[Materials provided]
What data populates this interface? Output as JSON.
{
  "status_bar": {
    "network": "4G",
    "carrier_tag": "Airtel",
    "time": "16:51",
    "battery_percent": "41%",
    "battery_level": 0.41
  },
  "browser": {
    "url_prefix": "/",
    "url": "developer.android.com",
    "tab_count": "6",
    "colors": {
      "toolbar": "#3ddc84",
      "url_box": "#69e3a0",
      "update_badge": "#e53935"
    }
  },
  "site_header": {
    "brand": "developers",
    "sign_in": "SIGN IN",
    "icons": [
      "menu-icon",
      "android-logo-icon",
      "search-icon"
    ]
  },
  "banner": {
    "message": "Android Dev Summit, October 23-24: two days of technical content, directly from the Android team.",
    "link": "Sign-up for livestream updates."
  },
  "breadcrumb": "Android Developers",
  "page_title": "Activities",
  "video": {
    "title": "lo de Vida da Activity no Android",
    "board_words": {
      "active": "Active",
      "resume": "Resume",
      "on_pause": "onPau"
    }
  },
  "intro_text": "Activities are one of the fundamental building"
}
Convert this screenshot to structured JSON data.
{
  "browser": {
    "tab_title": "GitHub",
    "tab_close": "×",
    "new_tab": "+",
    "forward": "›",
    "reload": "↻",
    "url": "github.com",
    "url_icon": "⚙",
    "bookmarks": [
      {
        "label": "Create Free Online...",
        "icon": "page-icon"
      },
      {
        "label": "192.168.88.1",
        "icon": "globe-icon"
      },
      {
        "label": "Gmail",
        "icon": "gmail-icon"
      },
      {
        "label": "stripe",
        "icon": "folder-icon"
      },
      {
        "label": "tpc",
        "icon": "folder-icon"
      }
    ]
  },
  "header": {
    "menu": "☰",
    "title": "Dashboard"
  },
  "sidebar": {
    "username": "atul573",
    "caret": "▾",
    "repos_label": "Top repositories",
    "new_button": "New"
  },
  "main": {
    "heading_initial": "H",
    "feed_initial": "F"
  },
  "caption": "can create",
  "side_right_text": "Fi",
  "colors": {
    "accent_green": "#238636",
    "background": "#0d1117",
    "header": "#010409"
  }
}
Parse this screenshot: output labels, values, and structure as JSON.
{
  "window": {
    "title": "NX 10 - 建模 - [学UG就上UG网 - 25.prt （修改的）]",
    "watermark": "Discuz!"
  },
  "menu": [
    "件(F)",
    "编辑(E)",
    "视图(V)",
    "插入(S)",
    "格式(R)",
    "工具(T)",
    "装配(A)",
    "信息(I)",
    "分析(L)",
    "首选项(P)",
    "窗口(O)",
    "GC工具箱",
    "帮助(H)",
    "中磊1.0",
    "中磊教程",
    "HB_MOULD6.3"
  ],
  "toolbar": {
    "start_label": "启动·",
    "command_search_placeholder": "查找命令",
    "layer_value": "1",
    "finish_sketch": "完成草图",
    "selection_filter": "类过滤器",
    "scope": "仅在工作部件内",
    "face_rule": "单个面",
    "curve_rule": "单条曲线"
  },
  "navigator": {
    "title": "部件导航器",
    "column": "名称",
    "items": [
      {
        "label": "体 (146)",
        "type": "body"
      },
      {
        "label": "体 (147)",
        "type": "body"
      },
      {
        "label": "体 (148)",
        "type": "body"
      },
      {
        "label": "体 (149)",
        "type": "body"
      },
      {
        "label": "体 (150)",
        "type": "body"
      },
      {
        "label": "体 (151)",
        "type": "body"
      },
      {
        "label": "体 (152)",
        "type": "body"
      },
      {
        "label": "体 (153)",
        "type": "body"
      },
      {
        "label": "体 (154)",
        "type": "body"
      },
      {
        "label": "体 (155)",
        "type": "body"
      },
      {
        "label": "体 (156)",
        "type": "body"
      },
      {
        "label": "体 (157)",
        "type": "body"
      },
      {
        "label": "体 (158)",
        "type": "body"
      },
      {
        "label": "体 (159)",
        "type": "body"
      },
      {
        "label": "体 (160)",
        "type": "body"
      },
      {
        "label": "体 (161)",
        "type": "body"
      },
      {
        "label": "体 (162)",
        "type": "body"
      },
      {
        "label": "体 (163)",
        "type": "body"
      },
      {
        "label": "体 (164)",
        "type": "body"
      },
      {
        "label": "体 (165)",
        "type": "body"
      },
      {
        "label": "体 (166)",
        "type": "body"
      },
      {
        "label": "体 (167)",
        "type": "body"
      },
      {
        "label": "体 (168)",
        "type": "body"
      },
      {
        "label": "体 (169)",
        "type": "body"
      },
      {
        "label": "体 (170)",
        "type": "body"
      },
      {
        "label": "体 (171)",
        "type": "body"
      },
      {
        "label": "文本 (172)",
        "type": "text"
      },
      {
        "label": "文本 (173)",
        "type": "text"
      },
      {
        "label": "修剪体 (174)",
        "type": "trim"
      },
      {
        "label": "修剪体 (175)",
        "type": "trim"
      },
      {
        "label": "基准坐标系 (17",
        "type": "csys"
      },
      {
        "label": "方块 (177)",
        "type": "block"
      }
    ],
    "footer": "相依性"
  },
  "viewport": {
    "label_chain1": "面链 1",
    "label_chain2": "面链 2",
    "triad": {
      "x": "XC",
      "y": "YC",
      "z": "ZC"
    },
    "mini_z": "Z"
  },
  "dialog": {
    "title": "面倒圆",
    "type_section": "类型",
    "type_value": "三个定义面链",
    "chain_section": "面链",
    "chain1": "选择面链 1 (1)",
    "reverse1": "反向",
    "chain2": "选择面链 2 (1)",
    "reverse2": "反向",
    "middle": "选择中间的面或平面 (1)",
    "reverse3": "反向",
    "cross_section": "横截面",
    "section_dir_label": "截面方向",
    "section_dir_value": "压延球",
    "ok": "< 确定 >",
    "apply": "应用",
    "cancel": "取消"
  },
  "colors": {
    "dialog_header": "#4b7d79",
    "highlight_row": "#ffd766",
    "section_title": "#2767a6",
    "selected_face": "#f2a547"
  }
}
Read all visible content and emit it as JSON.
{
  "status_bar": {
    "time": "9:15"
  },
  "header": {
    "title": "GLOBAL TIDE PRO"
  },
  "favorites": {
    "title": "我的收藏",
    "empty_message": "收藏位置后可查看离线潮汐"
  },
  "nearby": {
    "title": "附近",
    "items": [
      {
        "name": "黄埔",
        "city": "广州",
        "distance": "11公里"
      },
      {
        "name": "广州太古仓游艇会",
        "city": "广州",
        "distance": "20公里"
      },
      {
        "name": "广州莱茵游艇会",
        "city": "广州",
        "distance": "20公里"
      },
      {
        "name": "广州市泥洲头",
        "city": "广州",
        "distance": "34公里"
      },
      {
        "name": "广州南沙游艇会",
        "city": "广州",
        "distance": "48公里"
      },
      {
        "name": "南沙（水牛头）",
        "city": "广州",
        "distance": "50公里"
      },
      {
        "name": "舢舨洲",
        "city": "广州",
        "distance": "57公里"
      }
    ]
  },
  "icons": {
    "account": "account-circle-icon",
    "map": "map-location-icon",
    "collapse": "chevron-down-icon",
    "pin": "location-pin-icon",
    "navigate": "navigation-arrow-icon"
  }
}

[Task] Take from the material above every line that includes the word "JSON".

[Exercise solution]
What data populates this interface? Output as JSON.
Convert this screenshot to structured JSON data.
Parse this screenshot: output labels, values, and structure as JSON.
Read all visible content and emit it as JSON.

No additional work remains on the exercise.